Yet when the landowner returns he punishes the prudent one, and rewards the unscrupulous. Is this an accurate picture of God and how God deals with people? Is God prepared for us to be unscrupulous in order to advance the Kingdom? Is God’s kingdom a violent and unjust place where we are punished for doing what is morally right and appropriate?
Or is Jesus channelling the spirit of satire, joining the ranks of the Chasers and Shaun Miccalef, holding up before those he was speaking to that the Kingdom of God does not fit easily into the personal growth program of the world. The kingdom of God is at odds with the Kingdom of the world and we need to let go of the benchmarks held up by society and seek a much more dangerous path, the path of righteousness and love. It will not bring you wealth, you in fact will be cast out by the rulers of this world, pushed aside and seen as irrelevant, you will be a leaner not a lifter, someone who needs to have their income managed by governments, programs approved by bureaucrats, sermons approved by the city council as is happening in some US cities and, generally, deemed irrelevant by those you live amongst.
I suggest the third servant actually ‘saw’ what was going on and made a conscious decision to live out his beliefs. His dialogue is blunt, exposing the brutality of the system, holding up a mirror to the landowner so he could get a good look at himself. The servant remained prudent, diligent and fair, and probably scared half to death, with good reason, yet he did not back down.
So what does that say to us as we move through Advent? What does it say to us as a church as we look to the future? What are we waiting for and how are we going to see it when it arrives?
May I respectfully suggest we look closely at the unsuccessful servant and remember?:
ONE: That we are to be the church in the world. We are not a business, a professional centre or even a school. We are the church, the body of Christ alive in the world and committed to being ‘a peculiar people’ in a peculiar time.
TWO: That we are to holdfast to what is the God News, as troublesome as that may be, the imitation of the living Christ, and remain committed to the blueprint for the kingdom of God as outlined in the sermon on the Mount. There is no room there for making money, or anything else, unjustly.

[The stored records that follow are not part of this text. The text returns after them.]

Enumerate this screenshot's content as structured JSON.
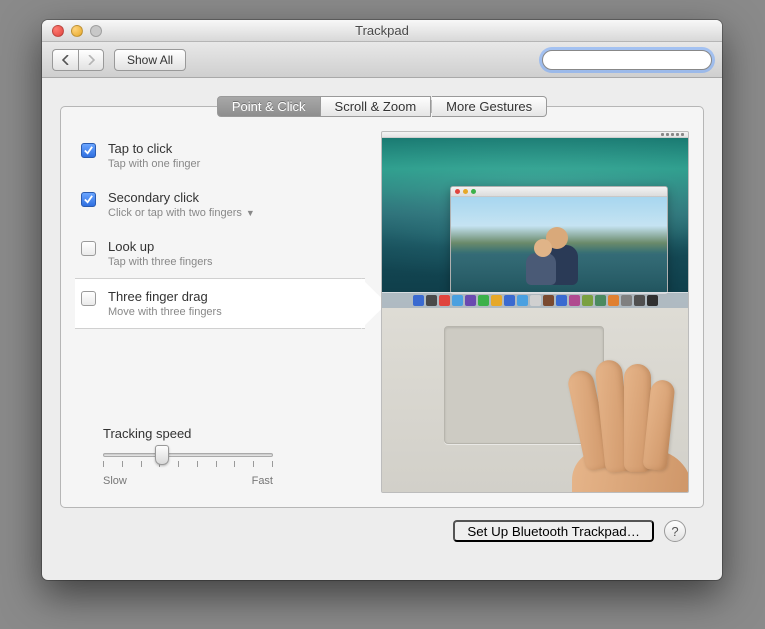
{
  "window": {
    "title": "Trackpad",
    "show_all": "Show All",
    "search_placeholder": ""
  },
  "tabs": [
    {
      "label": "Point & Click",
      "selected": true
    },
    {
      "label": "Scroll & Zoom",
      "selected": false
    },
    {
      "label": "More Gestures",
      "selected": false
    }
  ],
  "options": [
    {
      "title": "Tap to click",
      "sub": "Tap with one finger",
      "checked": true,
      "dropdown": false,
      "selected": false
    },
    {
      "title": "Secondary click",
      "sub": "Click or tap with two fingers",
      "checked": true,
      "dropdown": true,
      "selected": false
    },
    {
      "title": "Look up",
      "sub": "Tap with three fingers",
      "checked": false,
      "dropdown": false,
      "selected": false
    },
    {
      "title": "Three finger drag",
      "sub": "Move with three fingers",
      "checked": false,
      "dropdown": false,
      "selected": true
    }
  ],
  "tracking": {
    "label": "Tracking speed",
    "slow": "Slow",
    "fast": "Fast",
    "value": 3,
    "max": 9
  },
  "footer": {
    "setup": "Set Up Bluetooth Trackpad…",
    "help": "?"
  },
  "dock_colors": [
    "#3a6ad0",
    "#4a4a4a",
    "#e0443e",
    "#4aa0e0",
    "#6a4ab0",
    "#3bb14a",
    "#e6a828",
    "#3a6ad0",
    "#4aa0e0",
    "#d0d0d0",
    "#7a4a30",
    "#3a6ad0",
    "#b04a90",
    "#7aa040",
    "#4a8a60",
    "#e08030",
    "#808080",
    "#505050",
    "#303030"
  ]
}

THREE: That we remain comfortable with being cast out because we avoid what is acceptable practice on the basis it is not in tune with the practices of the Kingdom of God. Paul reminds us in Phillipians 4:8, ‘Finally, brothers and sisters, whatever is true, whatever is noble, whatever is right, whatever is pure, whatever is lovely, whatever is admirable–if anything is excellent or praiseworthy–think about such things.’
FOUR: That we remain faithful even though we know our actions will be greeted with ‘weeping and gnashing of teeth. Thomas Merton writing to a despondent Jim Forrest during the fight for equal rights in the 1960’s in America, says, ‘“Do not depend on the hope of results. You may have to face the fact that your work will be apparently worthless and even achieve no result at all, if not perhaps results opposite to what you expect. As you get used to this idea, you start more and more to concentrate not on the results, but on the value, the rightness, the truth of the work itself.”
Our challenge is to sit in the place of the outcast servant and do what is right in the eyes of the kingdom and its people. Gandhi rightly suggests that ‘The main purpose of life is to live rightly, think rightly, act rightly’. Our love lives in relationship and we work to ensure that God’s love is real right where we are, even if that pushes us to the outside. That is what God is waiting for.